Machado, who will turn 27 in July, slashed .297/.367/.538 with 37 home runs and a career-high 107 RBI in 162 games between the Baltimore Orioles and Los Angeles Dodgers this past season.

A client of Dan Lozano of MVP Sports Group, the Miami-area resident is set to earn an AAV of approximately $30 million per season before taxes and what not.

Although teams in a better position to compete now such as the New York Yankees and Philadelphia Phillies appeared to show some level of interest in Machado, the third baseman turned shortstop ultimately decided to remain out on the west coast and in the National League West as well.

This news comes days after Red Sox shortstop Xander Bogaerts told media that he would not mind staying with Boston for the forseeable future, as his contract is set to expire following the 2019 season. But, given the circumstances of what has reportedly gone down Tuesday, the likelihood of the two sides coming to an extension now probably shrinks. Remember, Bogaerts is represented by super agent Scott Boras.

Since the start of the 2015 season, Machado and Bogaerts have been the second and third most valuable shortstops in all of baseball according to FanGraphs, with Machado worth a total of 21.7 fWAR and Bogaerts worth 17.4 fWAR over the last four seasons.

It’s a significant difference, but one would have to expect that Bogaerts will be demanding a contract with an AAV north of $20 million now that Machado’s deal is set.

Retaining the native of Aruba will be no simple task for the Red Sox front office and that’s probably why the two sides are engaged in extension talks as we speak, possibly.

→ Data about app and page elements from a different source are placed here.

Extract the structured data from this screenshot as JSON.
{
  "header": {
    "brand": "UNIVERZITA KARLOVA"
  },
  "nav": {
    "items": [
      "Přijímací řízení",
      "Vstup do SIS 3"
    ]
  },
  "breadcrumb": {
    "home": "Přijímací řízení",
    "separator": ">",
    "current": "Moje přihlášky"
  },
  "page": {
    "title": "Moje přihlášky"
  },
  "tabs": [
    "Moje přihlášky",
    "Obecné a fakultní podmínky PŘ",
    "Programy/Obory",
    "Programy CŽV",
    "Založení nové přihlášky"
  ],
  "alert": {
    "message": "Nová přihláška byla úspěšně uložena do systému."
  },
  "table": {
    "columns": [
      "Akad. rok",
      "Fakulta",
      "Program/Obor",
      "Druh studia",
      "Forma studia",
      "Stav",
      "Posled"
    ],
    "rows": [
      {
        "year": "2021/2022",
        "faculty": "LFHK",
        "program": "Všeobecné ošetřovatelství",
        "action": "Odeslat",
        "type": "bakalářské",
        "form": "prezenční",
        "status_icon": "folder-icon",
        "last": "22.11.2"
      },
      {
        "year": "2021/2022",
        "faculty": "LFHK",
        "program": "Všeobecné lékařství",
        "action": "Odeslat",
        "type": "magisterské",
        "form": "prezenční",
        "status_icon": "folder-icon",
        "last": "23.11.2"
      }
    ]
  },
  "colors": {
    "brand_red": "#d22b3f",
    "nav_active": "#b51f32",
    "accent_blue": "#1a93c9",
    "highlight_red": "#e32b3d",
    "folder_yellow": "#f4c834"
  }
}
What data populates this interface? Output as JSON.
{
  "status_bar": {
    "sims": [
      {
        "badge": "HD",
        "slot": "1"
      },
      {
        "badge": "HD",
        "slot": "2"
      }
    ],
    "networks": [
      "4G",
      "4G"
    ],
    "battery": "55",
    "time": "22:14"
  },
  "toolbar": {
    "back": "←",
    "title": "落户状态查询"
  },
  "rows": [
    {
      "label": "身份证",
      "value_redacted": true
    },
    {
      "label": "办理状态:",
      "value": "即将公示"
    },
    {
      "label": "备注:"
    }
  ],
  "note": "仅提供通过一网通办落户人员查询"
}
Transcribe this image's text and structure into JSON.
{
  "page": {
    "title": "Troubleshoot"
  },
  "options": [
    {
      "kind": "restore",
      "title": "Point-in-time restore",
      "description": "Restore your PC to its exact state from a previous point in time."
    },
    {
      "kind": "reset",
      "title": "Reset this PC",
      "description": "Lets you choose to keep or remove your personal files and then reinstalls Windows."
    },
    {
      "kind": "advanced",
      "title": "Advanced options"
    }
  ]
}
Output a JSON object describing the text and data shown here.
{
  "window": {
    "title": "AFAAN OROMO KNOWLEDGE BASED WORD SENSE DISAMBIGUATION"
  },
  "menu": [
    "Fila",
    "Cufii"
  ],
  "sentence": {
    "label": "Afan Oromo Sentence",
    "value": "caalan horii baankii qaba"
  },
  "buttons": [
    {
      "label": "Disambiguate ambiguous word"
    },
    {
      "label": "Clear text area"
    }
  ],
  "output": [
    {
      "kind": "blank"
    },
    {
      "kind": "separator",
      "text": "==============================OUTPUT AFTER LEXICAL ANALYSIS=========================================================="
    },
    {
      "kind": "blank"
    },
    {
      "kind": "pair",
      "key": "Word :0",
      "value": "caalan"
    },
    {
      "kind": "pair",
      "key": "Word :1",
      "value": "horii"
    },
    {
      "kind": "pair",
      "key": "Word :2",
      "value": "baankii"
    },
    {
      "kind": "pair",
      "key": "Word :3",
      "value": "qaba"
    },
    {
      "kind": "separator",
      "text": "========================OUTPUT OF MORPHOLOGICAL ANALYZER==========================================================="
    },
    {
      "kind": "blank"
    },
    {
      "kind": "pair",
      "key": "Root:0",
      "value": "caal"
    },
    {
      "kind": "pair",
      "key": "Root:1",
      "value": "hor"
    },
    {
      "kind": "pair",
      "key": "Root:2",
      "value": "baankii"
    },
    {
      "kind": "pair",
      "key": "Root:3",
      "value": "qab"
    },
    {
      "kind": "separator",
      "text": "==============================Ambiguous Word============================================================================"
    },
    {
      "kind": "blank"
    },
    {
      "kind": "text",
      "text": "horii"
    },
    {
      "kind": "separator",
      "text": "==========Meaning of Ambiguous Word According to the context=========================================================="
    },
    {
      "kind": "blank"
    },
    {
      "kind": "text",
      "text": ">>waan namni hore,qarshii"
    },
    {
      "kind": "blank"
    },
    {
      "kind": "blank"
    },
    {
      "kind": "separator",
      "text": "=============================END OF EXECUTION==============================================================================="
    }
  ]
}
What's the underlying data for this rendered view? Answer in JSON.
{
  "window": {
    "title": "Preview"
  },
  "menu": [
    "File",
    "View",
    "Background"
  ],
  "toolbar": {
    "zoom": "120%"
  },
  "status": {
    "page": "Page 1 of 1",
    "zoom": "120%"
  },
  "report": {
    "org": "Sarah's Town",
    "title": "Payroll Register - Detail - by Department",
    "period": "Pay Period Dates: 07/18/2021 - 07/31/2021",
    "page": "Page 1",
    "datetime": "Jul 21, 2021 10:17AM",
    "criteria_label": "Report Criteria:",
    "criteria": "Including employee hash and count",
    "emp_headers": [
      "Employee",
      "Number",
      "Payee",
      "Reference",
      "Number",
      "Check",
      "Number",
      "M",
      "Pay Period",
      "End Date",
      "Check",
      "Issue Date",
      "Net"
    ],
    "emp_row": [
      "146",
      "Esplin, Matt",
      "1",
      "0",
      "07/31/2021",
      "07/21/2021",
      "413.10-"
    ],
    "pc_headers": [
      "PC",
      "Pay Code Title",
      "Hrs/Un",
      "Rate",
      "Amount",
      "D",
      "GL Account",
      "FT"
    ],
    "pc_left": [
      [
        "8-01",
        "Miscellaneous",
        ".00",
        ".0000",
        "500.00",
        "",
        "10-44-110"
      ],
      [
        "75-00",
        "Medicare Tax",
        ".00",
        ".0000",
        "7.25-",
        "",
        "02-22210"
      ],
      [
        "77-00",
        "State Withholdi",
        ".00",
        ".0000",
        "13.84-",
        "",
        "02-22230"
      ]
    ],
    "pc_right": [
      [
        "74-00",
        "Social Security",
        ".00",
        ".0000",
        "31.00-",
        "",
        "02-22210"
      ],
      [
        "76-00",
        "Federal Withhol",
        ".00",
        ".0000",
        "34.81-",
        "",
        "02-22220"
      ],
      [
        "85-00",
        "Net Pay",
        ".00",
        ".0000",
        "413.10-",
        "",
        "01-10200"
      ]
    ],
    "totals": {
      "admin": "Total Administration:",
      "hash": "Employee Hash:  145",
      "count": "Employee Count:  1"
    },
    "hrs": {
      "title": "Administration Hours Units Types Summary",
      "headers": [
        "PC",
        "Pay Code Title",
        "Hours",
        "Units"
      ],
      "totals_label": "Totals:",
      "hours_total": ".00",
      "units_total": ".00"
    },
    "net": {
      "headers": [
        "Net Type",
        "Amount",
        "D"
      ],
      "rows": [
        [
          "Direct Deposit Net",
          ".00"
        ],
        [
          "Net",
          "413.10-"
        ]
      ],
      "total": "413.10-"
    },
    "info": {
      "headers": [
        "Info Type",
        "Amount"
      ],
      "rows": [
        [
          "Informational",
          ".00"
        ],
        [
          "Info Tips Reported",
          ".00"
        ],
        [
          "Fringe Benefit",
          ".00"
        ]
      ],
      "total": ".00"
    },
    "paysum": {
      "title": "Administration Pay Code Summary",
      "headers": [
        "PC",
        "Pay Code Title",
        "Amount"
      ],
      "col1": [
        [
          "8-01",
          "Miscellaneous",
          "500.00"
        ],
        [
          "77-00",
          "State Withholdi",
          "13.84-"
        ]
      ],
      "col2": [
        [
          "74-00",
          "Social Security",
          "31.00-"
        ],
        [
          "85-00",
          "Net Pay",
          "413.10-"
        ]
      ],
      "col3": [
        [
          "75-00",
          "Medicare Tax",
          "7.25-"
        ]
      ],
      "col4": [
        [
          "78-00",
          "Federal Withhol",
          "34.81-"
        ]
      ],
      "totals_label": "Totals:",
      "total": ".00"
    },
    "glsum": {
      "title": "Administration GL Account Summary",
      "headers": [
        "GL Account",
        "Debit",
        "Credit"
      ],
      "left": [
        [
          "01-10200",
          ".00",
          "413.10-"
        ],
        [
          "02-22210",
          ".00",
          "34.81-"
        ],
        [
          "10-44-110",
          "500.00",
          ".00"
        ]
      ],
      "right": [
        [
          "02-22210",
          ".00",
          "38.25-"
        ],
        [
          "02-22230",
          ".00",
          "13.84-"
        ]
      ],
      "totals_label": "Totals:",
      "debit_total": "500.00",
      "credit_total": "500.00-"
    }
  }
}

If Bogaerts is willing to take a more team-friendly deal now, great. If not, well, that’s tough to say.